Data to process START
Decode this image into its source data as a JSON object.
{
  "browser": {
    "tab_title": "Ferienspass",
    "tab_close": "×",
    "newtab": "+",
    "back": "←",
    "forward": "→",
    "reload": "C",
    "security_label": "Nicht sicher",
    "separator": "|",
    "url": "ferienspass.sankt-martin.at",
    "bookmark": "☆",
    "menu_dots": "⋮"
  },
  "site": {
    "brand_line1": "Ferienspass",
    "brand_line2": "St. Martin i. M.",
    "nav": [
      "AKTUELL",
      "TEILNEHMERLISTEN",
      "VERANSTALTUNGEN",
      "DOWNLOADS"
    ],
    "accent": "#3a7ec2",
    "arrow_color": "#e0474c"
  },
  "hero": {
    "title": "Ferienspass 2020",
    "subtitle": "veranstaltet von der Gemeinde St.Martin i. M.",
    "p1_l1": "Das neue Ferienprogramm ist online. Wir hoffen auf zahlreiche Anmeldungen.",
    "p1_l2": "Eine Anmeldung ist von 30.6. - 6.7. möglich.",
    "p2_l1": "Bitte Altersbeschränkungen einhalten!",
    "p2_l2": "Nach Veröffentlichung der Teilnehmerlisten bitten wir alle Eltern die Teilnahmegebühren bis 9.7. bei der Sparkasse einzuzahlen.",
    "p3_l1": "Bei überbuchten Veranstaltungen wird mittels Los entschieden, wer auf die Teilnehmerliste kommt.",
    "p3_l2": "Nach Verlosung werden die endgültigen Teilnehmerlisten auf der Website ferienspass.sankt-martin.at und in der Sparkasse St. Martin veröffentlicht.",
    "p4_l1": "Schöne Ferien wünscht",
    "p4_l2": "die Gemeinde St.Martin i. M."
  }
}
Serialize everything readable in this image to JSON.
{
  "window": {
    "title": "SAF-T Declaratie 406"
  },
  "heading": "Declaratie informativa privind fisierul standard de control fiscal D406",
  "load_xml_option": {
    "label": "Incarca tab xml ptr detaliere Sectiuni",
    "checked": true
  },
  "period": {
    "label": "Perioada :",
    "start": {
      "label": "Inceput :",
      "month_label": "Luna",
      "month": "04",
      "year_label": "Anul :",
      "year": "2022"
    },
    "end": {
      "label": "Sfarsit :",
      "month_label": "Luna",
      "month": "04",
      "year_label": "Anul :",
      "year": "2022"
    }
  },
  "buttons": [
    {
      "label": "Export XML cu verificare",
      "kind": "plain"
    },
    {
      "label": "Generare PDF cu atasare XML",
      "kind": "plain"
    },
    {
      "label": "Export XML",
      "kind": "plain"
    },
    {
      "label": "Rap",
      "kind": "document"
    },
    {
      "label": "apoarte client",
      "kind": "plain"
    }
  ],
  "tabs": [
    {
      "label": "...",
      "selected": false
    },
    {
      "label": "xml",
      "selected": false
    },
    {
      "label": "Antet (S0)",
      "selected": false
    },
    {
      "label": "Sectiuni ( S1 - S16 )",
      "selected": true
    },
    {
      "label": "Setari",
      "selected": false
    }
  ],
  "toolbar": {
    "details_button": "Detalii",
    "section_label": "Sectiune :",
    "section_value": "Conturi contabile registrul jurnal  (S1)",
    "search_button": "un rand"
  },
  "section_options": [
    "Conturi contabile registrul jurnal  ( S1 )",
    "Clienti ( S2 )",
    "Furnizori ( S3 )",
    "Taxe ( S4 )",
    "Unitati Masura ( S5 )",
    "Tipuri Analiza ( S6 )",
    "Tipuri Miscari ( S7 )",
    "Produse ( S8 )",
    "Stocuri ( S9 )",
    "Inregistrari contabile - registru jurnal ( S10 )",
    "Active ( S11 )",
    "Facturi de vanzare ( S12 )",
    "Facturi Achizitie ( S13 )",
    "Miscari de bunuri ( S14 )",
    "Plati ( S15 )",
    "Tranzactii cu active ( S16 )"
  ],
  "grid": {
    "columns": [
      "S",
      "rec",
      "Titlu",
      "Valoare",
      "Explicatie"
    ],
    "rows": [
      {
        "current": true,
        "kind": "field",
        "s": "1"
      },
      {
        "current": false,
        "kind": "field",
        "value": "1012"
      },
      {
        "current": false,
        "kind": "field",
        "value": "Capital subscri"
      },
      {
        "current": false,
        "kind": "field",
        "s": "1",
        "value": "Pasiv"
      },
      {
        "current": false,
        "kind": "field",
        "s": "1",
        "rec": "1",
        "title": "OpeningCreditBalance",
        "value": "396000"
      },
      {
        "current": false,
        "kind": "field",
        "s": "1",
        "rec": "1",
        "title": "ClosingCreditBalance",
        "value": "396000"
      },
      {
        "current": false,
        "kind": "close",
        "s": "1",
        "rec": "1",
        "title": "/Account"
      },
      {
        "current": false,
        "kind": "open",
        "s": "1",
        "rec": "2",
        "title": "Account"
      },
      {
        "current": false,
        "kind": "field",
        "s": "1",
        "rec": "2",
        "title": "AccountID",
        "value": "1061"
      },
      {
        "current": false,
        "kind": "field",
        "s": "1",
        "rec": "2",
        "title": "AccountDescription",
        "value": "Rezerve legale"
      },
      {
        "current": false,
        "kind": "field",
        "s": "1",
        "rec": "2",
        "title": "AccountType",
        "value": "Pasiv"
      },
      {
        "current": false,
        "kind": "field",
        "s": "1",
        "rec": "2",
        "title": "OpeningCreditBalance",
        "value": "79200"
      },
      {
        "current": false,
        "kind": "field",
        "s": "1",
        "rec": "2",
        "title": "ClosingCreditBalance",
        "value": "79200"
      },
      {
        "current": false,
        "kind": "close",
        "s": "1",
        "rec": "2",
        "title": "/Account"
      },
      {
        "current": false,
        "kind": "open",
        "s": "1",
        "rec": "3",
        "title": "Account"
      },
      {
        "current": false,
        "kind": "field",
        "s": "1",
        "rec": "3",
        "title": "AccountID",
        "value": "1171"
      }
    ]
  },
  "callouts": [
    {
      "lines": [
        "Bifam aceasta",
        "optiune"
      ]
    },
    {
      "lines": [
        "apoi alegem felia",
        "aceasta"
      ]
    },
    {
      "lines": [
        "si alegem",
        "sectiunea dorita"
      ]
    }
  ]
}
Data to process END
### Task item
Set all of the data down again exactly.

### Answer box
Decode this image into its source data as a JSON object.
{
  "browser": {
    "tab_title": "Ferienspass",
    "tab_close": "×",
    "newtab": "+",
    "back": "←",
    "forward": "→",
    "reload": "C",
    "security_label": "Nicht sicher",
    "separator": "|",
    "url": "ferienspass.sankt-martin.at",
    "bookmark": "☆",
    "menu_dots": "⋮"
  },
  "site": {
    "brand_line1": "Ferienspass",
    "brand_line2": "St. Martin i. M.",
    "nav": [
      "AKTUELL",
      "TEILNEHMERLISTEN",
      "VERANSTALTUNGEN",
      "DOWNLOADS"
    ],
    "accent": "#3a7ec2",
    "arrow_color": "#e0474c"
  },
  "hero": {
    "title": "Ferienspass 2020",
    "subtitle": "veranstaltet von der Gemeinde St.Martin i. M.",
    "p1_l1": "Das neue Ferienprogramm ist online. Wir hoffen auf zahlreiche Anmeldungen.",
    "p1_l2": "Eine Anmeldung ist von 30.6. - 6.7. möglich.",
    "p2_l1": "Bitte Altersbeschränkungen einhalten!",
    "p2_l2": "Nach Veröffentlichung der Teilnehmerlisten bitten wir alle Eltern die Teilnahmegebühren bis 9.7. bei der Sparkasse einzuzahlen.",
    "p3_l1": "Bei überbuchten Veranstaltungen wird mittels Los entschieden, wer auf die Teilnehmerliste kommt.",
    "p3_l2": "Nach Verlosung werden die endgültigen Teilnehmerlisten auf der Website ferienspass.sankt-martin.at und in der Sparkasse St. Martin veröffentlicht.",
    "p4_l1": "Schöne Ferien wünscht",
    "p4_l2": "die Gemeinde St.Martin i. M."
  }
}
Serialize everything readable in this image to JSON.
{
  "window": {
    "title": "SAF-T Declaratie 406"
  },
  "heading": "Declaratie informativa privind fisierul standard de control fiscal D406",
  "load_xml_option": {
    "label": "Incarca tab xml ptr detaliere Sectiuni",
    "checked": true
  },
  "period": {
    "label": "Perioada :",
    "start": {
      "label": "Inceput :",
      "month_label": "Luna",
      "month": "04",
      "year_label": "Anul :",
      "year": "2022"
    },
    "end": {
      "label": "Sfarsit :",
      "month_label": "Luna",
      "month": "04",
      "year_label": "Anul :",
      "year": "2022"
    }
  },
  "buttons": [
    {
      "label": "Export XML cu verificare",
      "kind": "plain"
    },
    {
      "label": "Generare PDF cu atasare XML",
      "kind": "plain"
    },
    {
      "label": "Export XML",
      "kind": "plain"
    },
    {
      "label": "Rap",
      "kind": "document"
    },
    {
      "label": "apoarte client",
      "kind": "plain"
    }
  ],
  "tabs": [
    {
      "label": "...",
      "selected": false
    },
    {
      "label": "xml",
      "selected": false
    },
    {
      "label": "Antet (S0)",
      "selected": false
    },
    {
      "label": "Sectiuni ( S1 - S16 )",
      "selected": true
    },
    {
      "label": "Setari",
      "selected": false
    }
  ],
  "toolbar": {
    "details_button": "Detalii",
    "section_label": "Sectiune :",
    "section_value": "Conturi contabile registrul jurnal  (S1)",
    "search_button": "un rand"
  },
  "section_options": [
    "Conturi contabile registrul jurnal  ( S1 )",
    "Clienti ( S2 )",
    "Furnizori ( S3 )",
    "Taxe ( S4 )",
    "Unitati Masura ( S5 )",
    "Tipuri Analiza ( S6 )",
    "Tipuri Miscari ( S7 )",
    "Produse ( S8 )",
    "Stocuri ( S9 )",
    "Inregistrari contabile - registru jurnal ( S10 )",
    "Active ( S11 )",
    "Facturi de vanzare ( S12 )",
    "Facturi Achizitie ( S13 )",
    "Miscari de bunuri ( S14 )",
    "Plati ( S15 )",
    "Tranzactii cu active ( S16 )"
  ],
  "grid": {
    "columns": [
      "S",
      "rec",
      "Titlu",
      "Valoare",
      "Explicatie"
    ],
    "rows": [
      {
        "current": true,
        "kind": "field",
        "s": "1"
      },
      {
        "current": false,
        "kind": "field",
        "value": "1012"
      },
      {
        "current": false,
        "kind": "field",
        "value": "Capital subscri"
      },
      {
        "current": false,
        "kind": "field",
        "s": "1",
        "value": "Pasiv"
      },
      {
        "current": false,
        "kind": "field",
        "s": "1",
        "rec": "1",
        "title": "OpeningCreditBalance",
        "value": "396000"
      },
      {
        "current": false,
        "kind": "field",
        "s": "1",
        "rec": "1",
        "title": "ClosingCreditBalance",
        "value": "396000"
      },
      {
        "current": false,
        "kind": "close",
        "s": "1",
        "rec": "1",
        "title": "/Account"
      },
      {
        "current": false,
        "kind": "open",
        "s": "1",
        "rec": "2",
        "title": "Account"
      },
      {
        "current": false,
        "kind": "field",
        "s": "1",
        "rec": "2",
        "title": "AccountID",
        "value": "1061"
      },
      {
        "current": false,
        "kind": "field",
        "s": "1",
        "rec": "2",
        "title": "AccountDescription",
        "value": "Rezerve legale"
      },
      {
        "current": false,
        "kind": "field",
        "s": "1",
        "rec": "2",
        "title": "AccountType",
        "value": "Pasiv"
      },
      {
        "current": false,
        "kind": "field",
        "s": "1",
        "rec": "2",
        "title": "OpeningCreditBalance",
        "value": "79200"
      },
      {
        "current": false,
        "kind": "field",
        "s": "1",
        "rec": "2",
        "title": "ClosingCreditBalance",
        "value": "79200"
      },
      {
        "current": false,
        "kind": "close",
        "s": "1",
        "rec": "2",
        "title": "/Account"
      },
      {
        "current": false,
        "kind": "open",
        "s": "1",
        "rec": "3",
        "title": "Account"
      },
      {
        "current": false,
        "kind": "field",
        "s": "1",
        "rec": "3",
        "title": "AccountID",
        "value": "1171"
      }
    ]
  },
  "callouts": [
    {
      "lines": [
        "Bifam aceasta",
        "optiune"
      ]
    },
    {
      "lines": [
        "apoi alegem felia",
        "aceasta"
      ]
    },
    {
      "lines": [
        "si alegem",
        "sectiunea dorita"
      ]
    }
  ]
}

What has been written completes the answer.